The ones responding to distracted driving accidents might in fact be the ones causing them these days.
According to reports and statistics, on average, a crash occurs about every other day as a result of an emergency vehicle operators driving distracted. In 2010, an officer rammed into the back of a taxi at speeds excessive of 60 mph, and when asked how the accident occurred, the officer responded saying that he took his eyes of the road for just a minute to enter information into his in car laptop.
Now distracted driving is far from being a problem only emergency vehicles are guilty of. In fact, they only account for a relatively small proportion of such accidents, but they are the only ones free from any sort of law prohibiting such use, and this is where the problem lies. In 2008, California passed the distracted driving law that prohibited people from using their cell phones while driving unless it was through Bluetooth. State Senator Joe Simitian reports that in “The first year the handsfree law was in effect, we had 20 percent decrease in fatalities which is 700 fewer fatalities every year. We had a 20 percent decrease in crashes which is 75,000 to 100,000 fewer crashes.”
During the process of getting this law passed, police officers and various other emergency vehicle operators lobbied successfully to keep the law limited to regular civilians, but maybe this was the wrong decision. While we trust police officers and others to make the right decision while driving, sometimes the in car devices we provide them are too hard to ignore. Dr. Bryan Vila, who is leading the first study attempting to quantify the effects of distracted driving on officers, says that they are caught in a sort of catch-22. We expect them to drive safely, but then we provide them with radios, cell phones, GPS devices, radar and laptops. Even with the intense training they receive to be able to multi-task while driving, Simitian says that “No matter how good you are, distracted driving is a killer.”
As of now, accidents due to distracted driving by officers are not being counted, which is why Dr. Vila hopes that his groundbreaking study will bring light to the obvious situation and lead to actions limiting such use. Dr. Vila’s study will also show the public just how dangerous distracted driving is. If the people we trust to keep us safe and who are trained to be able to multi-task while driving are struggling with the act of doing so, then absolutely no one is immune to the sometimes fatal repercussions of distracted driving.
As for your own actions, there are two things you can do in response to the world of distracted driving. First, you can put your phone in a spot that does not tempt you into using it while driving. You never know when an obstacle is going to suddenly present itself, and all it takes is a quick look down to your phone to not be able to avoid it. Second, you can retain an experienced accident attorney who can be by your side during these tough times.
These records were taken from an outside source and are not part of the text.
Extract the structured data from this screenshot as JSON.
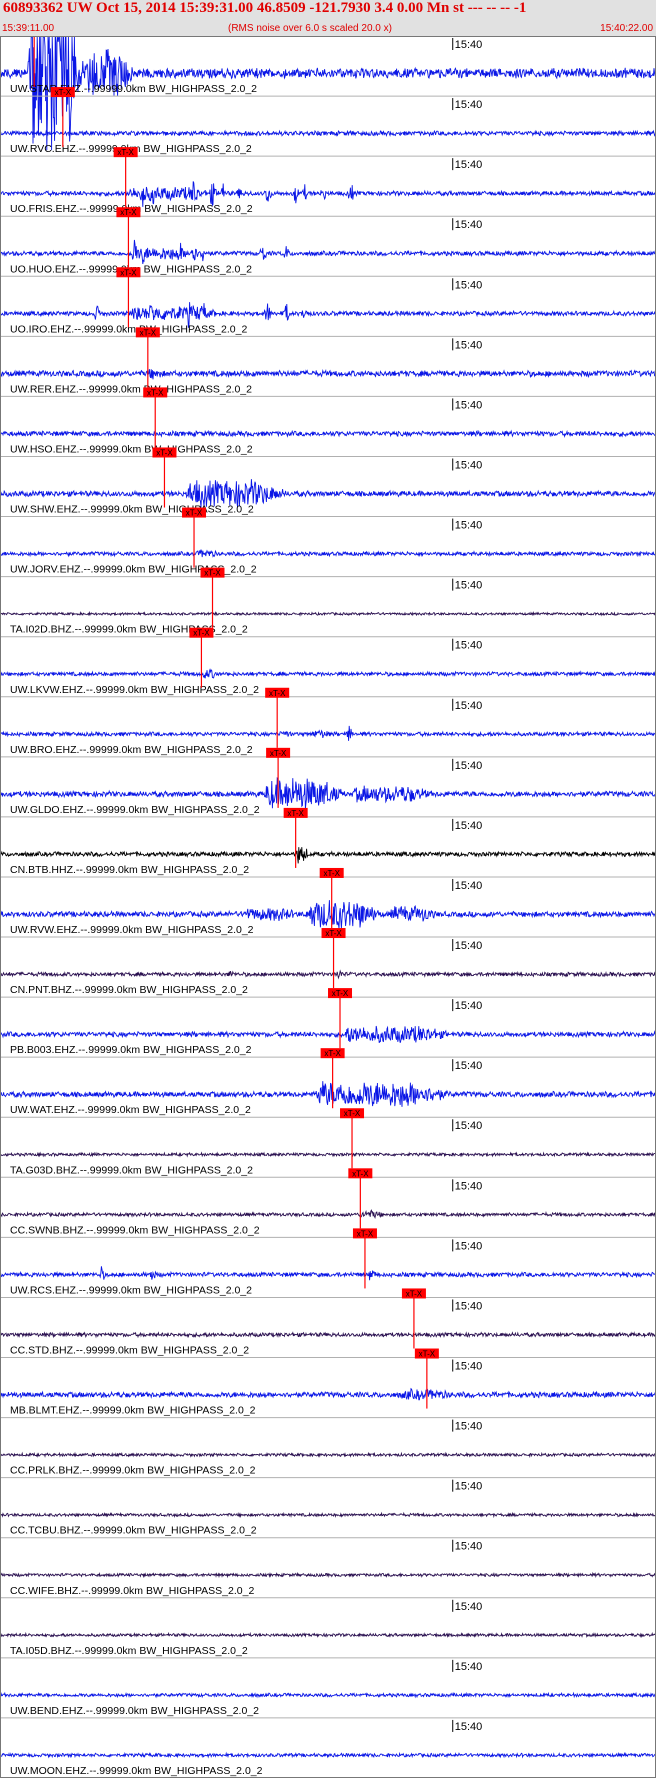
{
  "header": {
    "title": "60893362 UW Oct 15, 2014 15:39:31.00   46.8509 -121.7930  3.4 0.00 Mn st --- -- --  -1",
    "time_start": "15:39:11.00",
    "subtitle": "(RMS noise over 6.0 s scaled 20.0 x)",
    "time_end": "15:40:22.00"
  },
  "colors": {
    "trace_blue": "#0a16e6",
    "trace_dark": "#2a1050",
    "trace_black": "#000000",
    "pick_red": "#ff0000",
    "header_bg": "#e1e1e1"
  },
  "chart_data": {
    "type": "line",
    "title": "60893362 UW Oct 15, 2014 15:39:31.00   46.8509 -121.7930  3.4 0.00 Mn st --- -- --  -1",
    "x_range": [
      "15:39:11.00",
      "15:40:22.00"
    ],
    "minute_tick_label": "15:40",
    "pick_label": "xT-X",
    "series": [
      {
        "label": "UW.STAR.EHZ.--.99999.0km BW_HIGHPASS_2.0_2",
        "color": "blue",
        "pick_s": 3.7,
        "amp": 1.0,
        "segs": [
          [
            3.0,
            9.0,
            22
          ],
          [
            9.0,
            15.0,
            5
          ]
        ],
        "spikes": []
      },
      {
        "label": "UW.RVC.EHZ.--.99999.0km BW_HIGHPASS_2.0_2",
        "color": "blue",
        "pick_s": 6.8,
        "amp": 0.45,
        "segs": [],
        "spikes": []
      },
      {
        "label": "UO.FRIS.EHZ.--.99999.0km BW_HIGHPASS_2.0_2",
        "color": "blue",
        "pick_s": 13.6,
        "amp": 0.45,
        "segs": [
          [
            13.6,
            24.0,
            3
          ]
        ],
        "spikes": [
          [
            15.5,
            9
          ],
          [
            16.5,
            7
          ],
          [
            21.0,
            9
          ],
          [
            23.0,
            7
          ],
          [
            24.0,
            6
          ],
          [
            26.0,
            4
          ],
          [
            29.0,
            6
          ],
          [
            32.0,
            5
          ],
          [
            33.0,
            4
          ],
          [
            35.0,
            4
          ],
          [
            38.0,
            5
          ]
        ]
      },
      {
        "label": "UO.HUO.EHZ.--.99999.0km BW_HIGHPASS_2.0_2",
        "color": "blue",
        "pick_s": 13.9,
        "amp": 0.45,
        "segs": [
          [
            13.9,
            22.0,
            3
          ]
        ],
        "spikes": [
          [
            14.6,
            8
          ],
          [
            15.5,
            6
          ],
          [
            19.5,
            6
          ],
          [
            21.0,
            8
          ],
          [
            22.0,
            5
          ],
          [
            28.5,
            5
          ],
          [
            31.0,
            4
          ]
        ]
      },
      {
        "label": "UO.IRO.EHZ.--.99999.0km BW_HIGHPASS_2.0_2",
        "color": "blue",
        "pick_s": 13.9,
        "amp": 0.45,
        "segs": [
          [
            13.9,
            25.0,
            3.5
          ]
        ],
        "spikes": [
          [
            10.5,
            5
          ],
          [
            14.8,
            8
          ],
          [
            16.5,
            7
          ],
          [
            18.0,
            4
          ],
          [
            20.5,
            8
          ],
          [
            22.0,
            6
          ],
          [
            29.0,
            6
          ],
          [
            31.0,
            5
          ],
          [
            33.0,
            4
          ]
        ]
      },
      {
        "label": "UW.RER.EHZ.--.99999.0km BW_HIGHPASS_2.0_2",
        "color": "blue",
        "pick_s": 16.0,
        "amp": 0.6,
        "segs": [
          [
            15.5,
            18.0,
            2
          ]
        ],
        "spikes": []
      },
      {
        "label": "UW.HSO.EHZ.--.99999.0km BW_HIGHPASS_2.0_2",
        "color": "blue",
        "pick_s": 16.8,
        "amp": 0.5,
        "segs": [],
        "spikes": []
      },
      {
        "label": "UW.SHW.EHZ.--.99999.0km BW_HIGHPASS_2.0_2",
        "color": "blue",
        "pick_s": 17.8,
        "amp": 0.55,
        "segs": [
          [
            20.0,
            32.0,
            5
          ]
        ],
        "spikes": []
      },
      {
        "label": "UW.JORV.EHZ.--.99999.0km BW_HIGHPASS_2.0_2",
        "color": "blue",
        "pick_s": 21.0,
        "amp": 0.4,
        "segs": [
          [
            21.0,
            24.0,
            2.2
          ]
        ],
        "spikes": []
      },
      {
        "label": "TA.I02D.BHZ.--.99999.0km BW_HIGHPASS_2.0_2",
        "color": "dark",
        "pick_s": 23.0,
        "amp": 0.25,
        "segs": [],
        "spikes": []
      },
      {
        "label": "UW.LKVW.EHZ.--.99999.0km BW_HIGHPASS_2.0_2",
        "color": "blue",
        "pick_s": 21.8,
        "amp": 0.4,
        "segs": [
          [
            21.5,
            24.0,
            2.5
          ]
        ],
        "spikes": []
      },
      {
        "label": "UW.BRO.EHZ.--.99999.0km BW_HIGHPASS_2.0_2",
        "color": "blue",
        "pick_s": 30.0,
        "amp": 0.4,
        "segs": [
          [
            30.0,
            32.0,
            2
          ],
          [
            33.5,
            36.0,
            2.5
          ]
        ],
        "spikes": [
          [
            37.8,
            5
          ]
        ]
      },
      {
        "label": "UW.GLDO.EHZ.--.99999.0km BW_HIGHPASS_2.0_2",
        "color": "blue",
        "pick_s": 30.1,
        "amp": 0.55,
        "segs": [
          [
            28.5,
            38.0,
            6
          ],
          [
            38.0,
            48.0,
            3
          ]
        ],
        "spikes": []
      },
      {
        "label": "CN.BTB.HHZ.--.99999.0km BW_HIGHPASS_2.0_2",
        "color": "black",
        "pick_s": 32.0,
        "amp": 0.45,
        "segs": [
          [
            31.8,
            33.5,
            6
          ]
        ],
        "spikes": []
      },
      {
        "label": "UW.RVW.EHZ.--.99999.0km BW_HIGHPASS_2.0_2",
        "color": "blue",
        "pick_s": 35.9,
        "amp": 0.55,
        "segs": [
          [
            26.0,
            33.0,
            2.5
          ],
          [
            33.0,
            42.0,
            5.5
          ],
          [
            42.0,
            48.0,
            3
          ]
        ],
        "spikes": []
      },
      {
        "label": "CN.PNT.BHZ.--.99999.0km BW_HIGHPASS_2.0_2",
        "color": "dark",
        "pick_s": 36.1,
        "amp": 0.4,
        "segs": [
          [
            36.0,
            37.5,
            3
          ]
        ],
        "spikes": [
          [
            25.0,
            3
          ]
        ]
      },
      {
        "label": "PB.B003.EHZ.--.99999.0km BW_HIGHPASS_2.0_2",
        "color": "blue",
        "pick_s": 36.8,
        "amp": 0.5,
        "segs": [
          [
            37.0,
            50.0,
            3.5
          ]
        ],
        "spikes": []
      },
      {
        "label": "UW.WAT.EHZ.--.99999.0km BW_HIGHPASS_2.0_2",
        "color": "blue",
        "pick_s": 36.0,
        "amp": 0.55,
        "segs": [
          [
            34.0,
            50.0,
            5
          ]
        ],
        "spikes": []
      },
      {
        "label": "TA.G03D.BHZ.--.99999.0km BW_HIGHPASS_2.0_2",
        "color": "dark",
        "pick_s": 38.1,
        "amp": 0.3,
        "segs": [],
        "spikes": []
      },
      {
        "label": "CC.SWNB.BHZ.--.99999.0km BW_HIGHPASS_2.0_2",
        "color": "dark",
        "pick_s": 39.0,
        "amp": 0.35,
        "segs": [
          [
            38.5,
            42.0,
            2.5
          ]
        ],
        "spikes": []
      },
      {
        "label": "UW.RCS.EHZ.--.99999.0km BW_HIGHPASS_2.0_2",
        "color": "blue",
        "pick_s": 39.5,
        "amp": 0.45,
        "segs": [
          [
            39.5,
            41.0,
            3
          ]
        ],
        "spikes": [
          [
            11.0,
            4
          ],
          [
            16.5,
            4
          ]
        ]
      },
      {
        "label": "CC.STD.BHZ.--.99999.0km BW_HIGHPASS_2.0_2",
        "color": "dark",
        "pick_s": 44.8,
        "amp": 0.4,
        "segs": [],
        "spikes": []
      },
      {
        "label": "MB.BLMT.EHZ.--.99999.0km BW_HIGHPASS_2.0_2",
        "color": "blue",
        "pick_s": 46.2,
        "amp": 0.55,
        "segs": [
          [
            43.0,
            50.0,
            2
          ]
        ],
        "spikes": []
      },
      {
        "label": "CC.PRLK.BHZ.--.99999.0km BW_HIGHPASS_2.0_2",
        "color": "dark",
        "pick_s": null,
        "amp": 0.3,
        "segs": [],
        "spikes": []
      },
      {
        "label": "CC.TCBU.BHZ.--.99999.0km BW_HIGHPASS_2.0_2",
        "color": "dark",
        "pick_s": null,
        "amp": 0.3,
        "segs": [],
        "spikes": []
      },
      {
        "label": "CC.WIFE.BHZ.--.99999.0km BW_HIGHPASS_2.0_2",
        "color": "dark",
        "pick_s": null,
        "amp": 0.3,
        "segs": [],
        "spikes": []
      },
      {
        "label": "TA.I05D.BHZ.--.99999.0km BW_HIGHPASS_2.0_2",
        "color": "dark",
        "pick_s": null,
        "amp": 0.3,
        "segs": [],
        "spikes": []
      },
      {
        "label": "UW.BEND.EHZ.--.99999.0km BW_HIGHPASS_2.0_2",
        "color": "blue",
        "pick_s": null,
        "amp": 0.35,
        "segs": [],
        "spikes": []
      },
      {
        "label": "UW.MOON.EHZ.--.99999.0km BW_HIGHPASS_2.0_2",
        "color": "blue",
        "pick_s": null,
        "amp": 0.35,
        "segs": [],
        "spikes": []
      }
    ]
  }
}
Some accidents you just can’t avoid, no matter how attentive you are being, and if you are the victim of such an act, then the right attorney can make sure that your future is not financially burdened because of someone else’s negligence.
Get in touch with a distracted driving lawyer now and make sure than in the event you do fall victim to such misfortunes, you have someone on hand ready and willing to fight to assert your rights and make sure you are taken care of.